Design and loading
The Quality Manual states that "the assessment for a module should be no more than the minimum necessary to test its learning outcome".
Module specification guidance
in the Quality Manual
The QAA uses the following categories of assessment methods to describe practices used across subjects, modes of delivery and institutions:
- Written exam: including variations such as "seen" and "unseen" papers, and open-book arrangements
- Written assignment: including essays, briefings, reviews, reports on activities such as fieldwork, and longer dissertations
- Portfolio: compilation of coursework often with reflective comments
- Products of project work: especially in practical projects eg artwork or performance
- Oral assessment: conversation or a formal presentation
- Practical skills assessment: Observation of performance in, for example, a clinical setting, translation task etc
- Group critique: tutor and/or peer feedback on visually presented work
- Set exercises: to test application of knowledge to problems or data sets.
Ensuring fairness for disabled students and students with dyslexia
We have a duty to make reasonable adjustments in assessments to allow disabled students to perform to the best of their ability.
Alternative exam arrangements are recommended by Academic Support in conjunction with the school and the student involved. A common adjustment for dyslexic students is 25 per cent extra time in timed exams.
For coursework extra time is not normally allowed, and the learning outcomes of the course form the basis for deciding which adjustments are possible. Examples of how this has been achieved include:
- reconstructing a historical artefact in place of writing a dissertation about its design;
- making a radio programme in place of a dissertation about a topic.

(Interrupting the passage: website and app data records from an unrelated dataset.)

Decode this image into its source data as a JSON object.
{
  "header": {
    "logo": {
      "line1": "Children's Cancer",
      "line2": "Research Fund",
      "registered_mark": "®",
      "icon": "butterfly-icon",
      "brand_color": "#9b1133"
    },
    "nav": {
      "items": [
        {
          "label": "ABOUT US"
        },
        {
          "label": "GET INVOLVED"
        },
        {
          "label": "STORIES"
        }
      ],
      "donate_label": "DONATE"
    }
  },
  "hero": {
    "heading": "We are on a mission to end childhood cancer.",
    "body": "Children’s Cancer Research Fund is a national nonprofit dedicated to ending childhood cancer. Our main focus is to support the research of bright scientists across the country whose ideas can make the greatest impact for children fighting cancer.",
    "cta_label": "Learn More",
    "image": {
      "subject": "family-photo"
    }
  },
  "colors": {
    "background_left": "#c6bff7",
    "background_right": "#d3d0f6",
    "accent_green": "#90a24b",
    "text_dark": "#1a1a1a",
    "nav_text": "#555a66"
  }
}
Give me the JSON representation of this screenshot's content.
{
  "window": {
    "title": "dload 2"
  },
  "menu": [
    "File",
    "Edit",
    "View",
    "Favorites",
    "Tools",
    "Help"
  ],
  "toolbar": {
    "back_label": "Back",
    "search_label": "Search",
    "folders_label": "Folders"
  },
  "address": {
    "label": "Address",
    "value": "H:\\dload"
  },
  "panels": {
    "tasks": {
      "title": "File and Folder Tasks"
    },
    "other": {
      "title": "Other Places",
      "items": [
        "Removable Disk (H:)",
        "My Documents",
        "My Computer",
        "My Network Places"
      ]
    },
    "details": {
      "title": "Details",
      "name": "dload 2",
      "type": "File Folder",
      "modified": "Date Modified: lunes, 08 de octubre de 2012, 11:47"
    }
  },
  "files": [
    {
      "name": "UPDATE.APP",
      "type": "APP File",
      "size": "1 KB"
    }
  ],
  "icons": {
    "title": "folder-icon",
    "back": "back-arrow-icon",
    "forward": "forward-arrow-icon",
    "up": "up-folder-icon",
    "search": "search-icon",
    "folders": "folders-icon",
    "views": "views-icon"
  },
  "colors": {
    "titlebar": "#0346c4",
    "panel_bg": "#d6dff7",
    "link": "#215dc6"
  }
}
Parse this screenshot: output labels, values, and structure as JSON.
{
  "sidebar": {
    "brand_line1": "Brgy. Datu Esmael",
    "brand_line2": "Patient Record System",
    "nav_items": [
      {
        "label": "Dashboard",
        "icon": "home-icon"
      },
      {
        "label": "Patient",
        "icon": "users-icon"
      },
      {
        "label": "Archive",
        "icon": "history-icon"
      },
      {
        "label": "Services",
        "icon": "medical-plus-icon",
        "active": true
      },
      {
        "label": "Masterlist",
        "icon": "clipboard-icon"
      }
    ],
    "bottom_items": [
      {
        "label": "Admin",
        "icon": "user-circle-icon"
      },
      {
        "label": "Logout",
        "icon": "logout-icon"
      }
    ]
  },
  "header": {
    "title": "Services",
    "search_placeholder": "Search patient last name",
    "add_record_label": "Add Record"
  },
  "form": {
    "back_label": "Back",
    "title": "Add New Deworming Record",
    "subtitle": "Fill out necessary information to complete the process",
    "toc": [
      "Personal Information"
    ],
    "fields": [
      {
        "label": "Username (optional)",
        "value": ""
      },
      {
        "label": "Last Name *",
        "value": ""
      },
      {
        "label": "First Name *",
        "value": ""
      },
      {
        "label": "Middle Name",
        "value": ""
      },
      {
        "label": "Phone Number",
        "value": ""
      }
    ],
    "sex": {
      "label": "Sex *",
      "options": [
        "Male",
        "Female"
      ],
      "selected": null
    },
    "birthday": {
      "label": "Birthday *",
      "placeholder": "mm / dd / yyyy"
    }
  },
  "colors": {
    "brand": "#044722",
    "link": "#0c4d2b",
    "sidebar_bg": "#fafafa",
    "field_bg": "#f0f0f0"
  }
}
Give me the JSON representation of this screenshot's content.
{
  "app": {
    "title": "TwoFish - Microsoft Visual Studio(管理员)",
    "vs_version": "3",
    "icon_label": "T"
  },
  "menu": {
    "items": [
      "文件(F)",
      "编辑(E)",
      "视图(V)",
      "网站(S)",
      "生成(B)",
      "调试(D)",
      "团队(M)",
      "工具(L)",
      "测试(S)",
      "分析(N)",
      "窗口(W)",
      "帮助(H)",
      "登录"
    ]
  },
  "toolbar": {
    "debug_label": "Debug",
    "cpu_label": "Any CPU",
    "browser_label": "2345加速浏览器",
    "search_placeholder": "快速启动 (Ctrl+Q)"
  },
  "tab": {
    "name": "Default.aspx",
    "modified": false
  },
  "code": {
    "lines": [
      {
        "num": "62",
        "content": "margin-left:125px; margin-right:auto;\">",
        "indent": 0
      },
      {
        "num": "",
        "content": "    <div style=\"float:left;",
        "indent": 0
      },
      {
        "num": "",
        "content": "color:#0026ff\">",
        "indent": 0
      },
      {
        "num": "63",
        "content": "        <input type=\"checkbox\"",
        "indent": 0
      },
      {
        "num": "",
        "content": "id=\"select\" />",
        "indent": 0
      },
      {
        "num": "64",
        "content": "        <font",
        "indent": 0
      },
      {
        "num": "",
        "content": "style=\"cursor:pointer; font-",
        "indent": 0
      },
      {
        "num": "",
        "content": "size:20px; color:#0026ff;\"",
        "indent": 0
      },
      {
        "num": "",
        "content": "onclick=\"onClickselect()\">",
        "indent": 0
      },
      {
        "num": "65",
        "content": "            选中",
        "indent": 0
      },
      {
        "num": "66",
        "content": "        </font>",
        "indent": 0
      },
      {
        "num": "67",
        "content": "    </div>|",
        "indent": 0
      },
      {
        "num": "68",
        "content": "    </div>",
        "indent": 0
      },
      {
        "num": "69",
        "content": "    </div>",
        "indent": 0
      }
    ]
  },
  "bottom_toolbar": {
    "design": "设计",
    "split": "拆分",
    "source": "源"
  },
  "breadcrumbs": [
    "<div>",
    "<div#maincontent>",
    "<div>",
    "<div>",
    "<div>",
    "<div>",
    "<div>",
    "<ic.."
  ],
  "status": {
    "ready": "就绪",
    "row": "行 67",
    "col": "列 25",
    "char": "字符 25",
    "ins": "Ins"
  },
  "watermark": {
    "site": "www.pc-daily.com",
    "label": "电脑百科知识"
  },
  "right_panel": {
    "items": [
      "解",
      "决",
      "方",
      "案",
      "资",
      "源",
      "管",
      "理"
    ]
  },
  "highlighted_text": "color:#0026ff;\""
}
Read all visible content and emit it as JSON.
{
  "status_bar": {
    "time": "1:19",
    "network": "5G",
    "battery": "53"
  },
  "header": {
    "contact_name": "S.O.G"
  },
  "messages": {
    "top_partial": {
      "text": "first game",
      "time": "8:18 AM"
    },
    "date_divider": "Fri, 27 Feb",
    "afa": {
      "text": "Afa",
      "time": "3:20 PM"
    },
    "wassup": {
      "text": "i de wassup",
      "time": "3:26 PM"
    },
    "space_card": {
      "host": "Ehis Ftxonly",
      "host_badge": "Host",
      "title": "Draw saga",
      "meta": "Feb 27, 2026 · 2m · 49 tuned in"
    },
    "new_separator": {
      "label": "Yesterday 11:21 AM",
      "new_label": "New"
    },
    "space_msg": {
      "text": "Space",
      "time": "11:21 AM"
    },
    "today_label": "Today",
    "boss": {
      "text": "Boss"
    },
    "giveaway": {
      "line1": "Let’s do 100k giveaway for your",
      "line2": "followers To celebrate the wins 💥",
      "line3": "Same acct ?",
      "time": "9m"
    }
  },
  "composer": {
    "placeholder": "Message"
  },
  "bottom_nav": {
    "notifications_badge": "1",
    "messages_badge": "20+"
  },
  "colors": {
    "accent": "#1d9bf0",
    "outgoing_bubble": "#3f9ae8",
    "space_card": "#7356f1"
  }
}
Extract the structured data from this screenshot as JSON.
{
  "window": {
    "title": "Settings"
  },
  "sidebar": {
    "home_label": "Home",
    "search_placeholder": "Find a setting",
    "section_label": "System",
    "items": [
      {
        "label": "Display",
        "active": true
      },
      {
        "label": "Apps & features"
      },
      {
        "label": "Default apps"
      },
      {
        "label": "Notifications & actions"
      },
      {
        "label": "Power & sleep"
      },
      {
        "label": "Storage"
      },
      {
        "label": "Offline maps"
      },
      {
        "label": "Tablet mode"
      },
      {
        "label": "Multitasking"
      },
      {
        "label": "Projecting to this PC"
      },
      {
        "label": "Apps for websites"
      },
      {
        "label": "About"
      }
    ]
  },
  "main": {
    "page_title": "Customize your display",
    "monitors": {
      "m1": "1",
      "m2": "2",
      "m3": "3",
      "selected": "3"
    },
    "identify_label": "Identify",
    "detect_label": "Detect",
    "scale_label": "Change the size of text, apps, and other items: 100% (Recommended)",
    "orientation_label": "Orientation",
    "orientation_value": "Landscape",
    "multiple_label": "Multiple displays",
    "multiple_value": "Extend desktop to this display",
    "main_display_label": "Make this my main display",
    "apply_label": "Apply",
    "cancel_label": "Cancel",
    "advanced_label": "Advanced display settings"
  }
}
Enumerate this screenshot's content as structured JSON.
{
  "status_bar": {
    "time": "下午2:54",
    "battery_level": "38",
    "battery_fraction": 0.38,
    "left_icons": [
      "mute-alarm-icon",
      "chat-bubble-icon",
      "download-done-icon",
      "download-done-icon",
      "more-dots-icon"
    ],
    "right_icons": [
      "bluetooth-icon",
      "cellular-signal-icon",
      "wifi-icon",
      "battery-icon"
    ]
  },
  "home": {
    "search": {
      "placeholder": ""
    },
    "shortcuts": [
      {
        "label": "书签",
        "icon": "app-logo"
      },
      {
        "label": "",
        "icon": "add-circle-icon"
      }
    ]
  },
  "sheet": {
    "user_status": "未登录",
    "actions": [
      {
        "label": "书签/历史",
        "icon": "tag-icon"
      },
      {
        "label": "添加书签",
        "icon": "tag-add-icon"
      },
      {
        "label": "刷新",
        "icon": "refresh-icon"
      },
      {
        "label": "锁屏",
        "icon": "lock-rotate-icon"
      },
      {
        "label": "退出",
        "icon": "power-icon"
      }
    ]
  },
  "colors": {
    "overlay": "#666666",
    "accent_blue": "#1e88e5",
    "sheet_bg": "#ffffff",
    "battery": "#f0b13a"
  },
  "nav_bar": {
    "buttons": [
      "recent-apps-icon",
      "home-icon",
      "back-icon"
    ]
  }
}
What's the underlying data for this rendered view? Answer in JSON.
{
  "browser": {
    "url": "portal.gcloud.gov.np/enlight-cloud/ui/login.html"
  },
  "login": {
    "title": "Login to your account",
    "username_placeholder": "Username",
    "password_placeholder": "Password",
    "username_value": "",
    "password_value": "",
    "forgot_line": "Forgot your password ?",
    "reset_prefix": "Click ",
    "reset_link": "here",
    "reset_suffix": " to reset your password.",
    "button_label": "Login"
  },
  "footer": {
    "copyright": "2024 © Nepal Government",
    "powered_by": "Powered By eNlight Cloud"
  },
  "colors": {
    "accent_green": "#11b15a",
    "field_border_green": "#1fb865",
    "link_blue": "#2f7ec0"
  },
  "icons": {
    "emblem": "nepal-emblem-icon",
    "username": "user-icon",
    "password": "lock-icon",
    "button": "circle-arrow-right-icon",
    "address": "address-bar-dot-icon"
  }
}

An alternative assessment should still test the same learning, and academic standards should not be compromised.
What colleagues are saying about design and loading
more about design and loading from the "Talking of teaching" blo